§ **Dataset excerpts**:
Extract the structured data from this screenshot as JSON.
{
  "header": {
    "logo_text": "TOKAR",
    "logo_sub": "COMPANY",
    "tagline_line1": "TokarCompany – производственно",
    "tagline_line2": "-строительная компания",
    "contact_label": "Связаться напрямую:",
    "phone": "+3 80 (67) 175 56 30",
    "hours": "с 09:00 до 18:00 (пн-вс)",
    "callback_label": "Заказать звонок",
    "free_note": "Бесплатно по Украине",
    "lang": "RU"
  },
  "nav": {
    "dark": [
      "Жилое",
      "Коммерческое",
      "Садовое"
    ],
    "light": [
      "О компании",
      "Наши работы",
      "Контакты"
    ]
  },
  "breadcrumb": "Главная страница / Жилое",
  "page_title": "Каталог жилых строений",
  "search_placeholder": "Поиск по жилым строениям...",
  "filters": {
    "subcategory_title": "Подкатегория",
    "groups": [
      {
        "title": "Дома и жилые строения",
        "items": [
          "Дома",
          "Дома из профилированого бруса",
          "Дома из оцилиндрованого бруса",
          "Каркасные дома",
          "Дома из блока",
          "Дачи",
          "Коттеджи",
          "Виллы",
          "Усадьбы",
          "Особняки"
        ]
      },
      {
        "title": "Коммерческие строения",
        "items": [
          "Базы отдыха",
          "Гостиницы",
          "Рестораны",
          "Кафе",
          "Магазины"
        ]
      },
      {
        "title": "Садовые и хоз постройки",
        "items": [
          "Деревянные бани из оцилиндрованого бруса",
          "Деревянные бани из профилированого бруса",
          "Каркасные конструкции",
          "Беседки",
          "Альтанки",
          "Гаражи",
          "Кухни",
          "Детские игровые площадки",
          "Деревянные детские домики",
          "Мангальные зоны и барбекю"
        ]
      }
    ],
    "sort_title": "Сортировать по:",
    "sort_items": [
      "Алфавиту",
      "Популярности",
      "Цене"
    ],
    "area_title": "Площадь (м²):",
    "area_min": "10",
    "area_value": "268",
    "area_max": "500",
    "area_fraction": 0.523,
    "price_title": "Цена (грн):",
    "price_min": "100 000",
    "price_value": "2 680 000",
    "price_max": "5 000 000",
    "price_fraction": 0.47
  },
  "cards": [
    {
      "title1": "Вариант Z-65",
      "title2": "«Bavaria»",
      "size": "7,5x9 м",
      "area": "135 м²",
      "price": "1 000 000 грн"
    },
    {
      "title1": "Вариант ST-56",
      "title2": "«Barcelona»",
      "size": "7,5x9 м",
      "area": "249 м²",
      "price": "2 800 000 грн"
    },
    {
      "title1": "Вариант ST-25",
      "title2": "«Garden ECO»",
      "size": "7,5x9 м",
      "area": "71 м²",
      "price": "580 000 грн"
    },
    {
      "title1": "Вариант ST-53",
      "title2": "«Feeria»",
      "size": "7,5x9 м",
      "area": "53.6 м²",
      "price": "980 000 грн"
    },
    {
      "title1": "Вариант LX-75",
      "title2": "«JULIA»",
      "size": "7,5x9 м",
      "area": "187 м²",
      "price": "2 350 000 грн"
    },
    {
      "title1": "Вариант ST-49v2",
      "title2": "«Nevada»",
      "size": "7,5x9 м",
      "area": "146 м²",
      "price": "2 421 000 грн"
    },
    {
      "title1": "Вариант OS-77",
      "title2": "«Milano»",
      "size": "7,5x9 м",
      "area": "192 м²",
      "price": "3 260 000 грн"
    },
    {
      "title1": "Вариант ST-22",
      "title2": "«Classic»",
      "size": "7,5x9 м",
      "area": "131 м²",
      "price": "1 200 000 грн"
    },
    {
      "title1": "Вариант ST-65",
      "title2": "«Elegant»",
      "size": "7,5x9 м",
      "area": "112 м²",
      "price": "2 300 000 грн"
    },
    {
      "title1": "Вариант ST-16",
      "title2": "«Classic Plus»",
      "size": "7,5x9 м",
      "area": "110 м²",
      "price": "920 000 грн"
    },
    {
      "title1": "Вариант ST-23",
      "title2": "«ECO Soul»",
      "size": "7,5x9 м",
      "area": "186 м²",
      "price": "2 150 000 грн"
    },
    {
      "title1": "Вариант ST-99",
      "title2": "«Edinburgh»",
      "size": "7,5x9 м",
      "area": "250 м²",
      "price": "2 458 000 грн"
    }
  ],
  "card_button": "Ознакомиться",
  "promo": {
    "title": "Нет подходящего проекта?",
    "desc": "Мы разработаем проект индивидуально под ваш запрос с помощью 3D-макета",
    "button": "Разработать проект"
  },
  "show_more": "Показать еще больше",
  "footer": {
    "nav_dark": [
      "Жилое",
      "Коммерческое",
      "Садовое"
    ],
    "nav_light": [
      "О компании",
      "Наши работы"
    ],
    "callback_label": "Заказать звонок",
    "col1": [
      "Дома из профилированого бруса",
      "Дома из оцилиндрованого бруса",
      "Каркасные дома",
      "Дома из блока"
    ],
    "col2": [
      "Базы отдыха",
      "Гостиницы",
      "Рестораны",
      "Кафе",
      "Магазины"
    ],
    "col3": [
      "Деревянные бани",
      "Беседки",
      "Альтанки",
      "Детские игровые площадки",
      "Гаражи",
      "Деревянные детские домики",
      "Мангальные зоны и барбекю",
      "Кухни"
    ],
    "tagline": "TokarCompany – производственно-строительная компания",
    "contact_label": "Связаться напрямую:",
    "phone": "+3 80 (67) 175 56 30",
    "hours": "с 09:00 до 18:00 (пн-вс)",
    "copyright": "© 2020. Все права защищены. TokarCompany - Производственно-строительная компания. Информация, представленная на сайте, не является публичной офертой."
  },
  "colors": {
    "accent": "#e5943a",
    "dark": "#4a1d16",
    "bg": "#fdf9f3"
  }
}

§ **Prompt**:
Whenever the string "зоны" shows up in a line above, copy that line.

§ **Your response**:
          "Мангальные зоны и барбекю"
      "Мангальные зоны и барбекю",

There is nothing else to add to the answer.